Run-through rehearsals are the most interesting phase of an opera production for many pianists. After weeks of working on the individual scenes, the opera is finally played as a whole. This allows the pianist to better understand the musical context of the opera and to better coordinate the individual scenes with each other.
I am convinced that a good performance in an opera requires not only the mechanical singing of phrases, but also a precise understanding of the musical whole. This is especially true for operas that consist of several, independent numbers. Unfortunately, many singers are not sufficiently interested in the music of their colleagues and focus only on their own role.
The vanity of the stage situation often leads to egocentrism and star cult. This is a general problem in the world of opera, which has been evident in previous centuries.

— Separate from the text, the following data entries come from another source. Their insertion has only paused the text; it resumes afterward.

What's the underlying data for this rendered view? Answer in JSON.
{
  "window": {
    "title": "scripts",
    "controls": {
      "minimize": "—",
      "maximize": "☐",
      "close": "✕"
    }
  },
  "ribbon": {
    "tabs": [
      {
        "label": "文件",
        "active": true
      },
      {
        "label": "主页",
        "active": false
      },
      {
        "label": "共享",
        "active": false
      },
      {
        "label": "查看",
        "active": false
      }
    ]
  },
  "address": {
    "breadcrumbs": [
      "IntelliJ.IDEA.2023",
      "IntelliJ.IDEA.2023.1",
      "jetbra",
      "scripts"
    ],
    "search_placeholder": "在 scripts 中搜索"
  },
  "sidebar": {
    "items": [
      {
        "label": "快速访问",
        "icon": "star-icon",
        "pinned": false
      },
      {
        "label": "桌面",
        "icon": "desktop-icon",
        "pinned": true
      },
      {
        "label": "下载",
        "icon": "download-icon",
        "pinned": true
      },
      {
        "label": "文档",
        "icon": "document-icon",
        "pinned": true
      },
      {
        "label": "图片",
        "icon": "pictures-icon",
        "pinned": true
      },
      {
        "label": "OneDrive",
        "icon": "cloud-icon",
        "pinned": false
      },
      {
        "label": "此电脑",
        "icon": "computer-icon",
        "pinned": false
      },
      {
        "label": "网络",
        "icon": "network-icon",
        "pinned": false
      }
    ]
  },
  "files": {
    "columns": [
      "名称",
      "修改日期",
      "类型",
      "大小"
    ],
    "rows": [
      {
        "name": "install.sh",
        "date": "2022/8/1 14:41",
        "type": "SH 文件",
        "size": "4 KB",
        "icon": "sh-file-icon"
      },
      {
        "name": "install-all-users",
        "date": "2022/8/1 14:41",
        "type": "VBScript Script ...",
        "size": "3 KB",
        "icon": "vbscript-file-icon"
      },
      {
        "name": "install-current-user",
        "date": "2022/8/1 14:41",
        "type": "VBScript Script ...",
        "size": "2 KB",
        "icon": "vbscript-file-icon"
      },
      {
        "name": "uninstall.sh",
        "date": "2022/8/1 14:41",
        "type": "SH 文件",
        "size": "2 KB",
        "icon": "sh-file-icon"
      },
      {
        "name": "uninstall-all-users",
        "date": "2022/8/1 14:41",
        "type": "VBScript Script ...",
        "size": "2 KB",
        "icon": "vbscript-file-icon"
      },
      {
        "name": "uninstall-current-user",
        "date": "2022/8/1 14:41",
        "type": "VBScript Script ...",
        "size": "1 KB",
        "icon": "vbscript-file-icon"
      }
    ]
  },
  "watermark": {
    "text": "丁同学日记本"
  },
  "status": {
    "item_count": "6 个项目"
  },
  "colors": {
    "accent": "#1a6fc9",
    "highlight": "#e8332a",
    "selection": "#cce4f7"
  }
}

The current change in the opera business is leading to the disappearance of permanent opera ensembles. Instead, agencies form groups of singers who work together on a project-by-project basis.
The project planning includes a joint rehearsal after the search and selection of the participants. The order of the projects is initially based on the circumstances. As soon as a majority decides on a piece or as soon as enough participants are available for a particular piece, the work can begin.

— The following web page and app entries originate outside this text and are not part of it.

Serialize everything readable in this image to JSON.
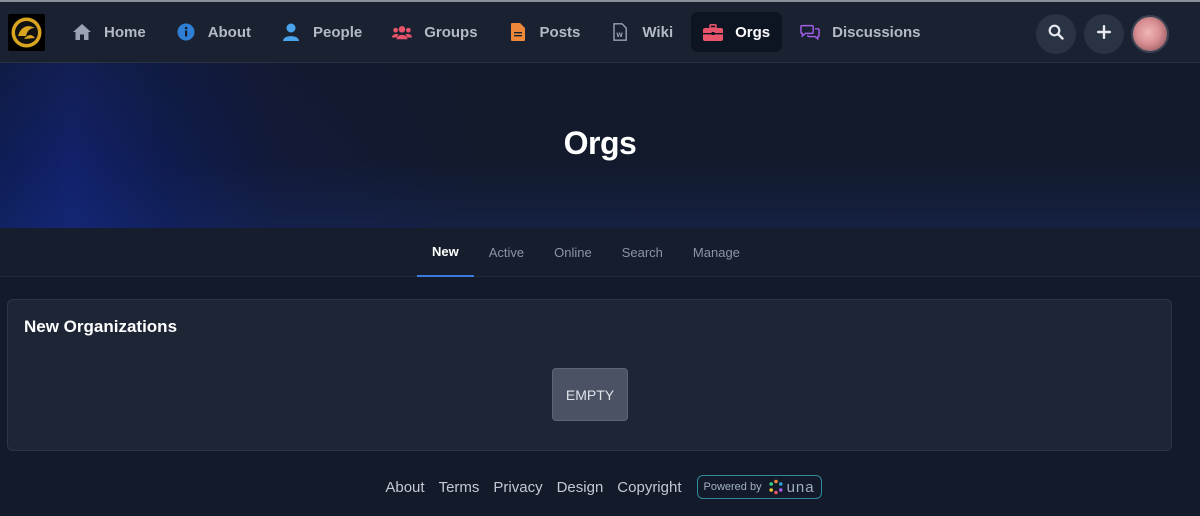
{
  "nav": {
    "items": [
      {
        "label": "Home",
        "icon": "home-icon",
        "color": "#9aa3b2"
      },
      {
        "label": "About",
        "icon": "info-icon",
        "color": "#3a8fe0"
      },
      {
        "label": "People",
        "icon": "person-icon",
        "color": "#4ba3ee"
      },
      {
        "label": "Groups",
        "icon": "users-icon",
        "color": "#e8546a"
      },
      {
        "label": "Posts",
        "icon": "file-icon",
        "color": "#f0883a"
      },
      {
        "label": "Wiki",
        "icon": "wiki-file-icon",
        "color": "#9aa3b2"
      },
      {
        "label": "Orgs",
        "icon": "briefcase-icon",
        "color": "#e8546a"
      },
      {
        "label": "Discussions",
        "icon": "comments-icon",
        "color": "#a35ee8"
      }
    ],
    "active": "Orgs"
  },
  "page": {
    "title": "Orgs"
  },
  "subnav": {
    "tabs": [
      "New",
      "Active",
      "Online",
      "Search",
      "Manage"
    ],
    "active": "New"
  },
  "card": {
    "title": "New Organizations",
    "empty_label": "EMPTY"
  },
  "footer": {
    "links": [
      "About",
      "Terms",
      "Privacy",
      "Design",
      "Copyright"
    ],
    "powered_by": "Powered by",
    "brand": "una"
  },
  "colors": {
    "accent": "#3a7be0",
    "background": "#131a29",
    "topbar": "#1a2232"
  }
}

A common deadline promotes group dynamics and reinforces the motivation of the members.
Not all operas are suitable for this collaborative work. It is important to avoid too great differences between large and small parts. Therefore, it is tried to upgrade and enlarge smaller roles in order to avoid hierarchies.
Traditionally, small roles also have a pedagogical function in theater work. Those who want to build their self-confidence on stage and do not dare to take on larger tasks, are satisfied with short appearances. (I would avoid extreme cases like "La cena e pronta" in Traviata...)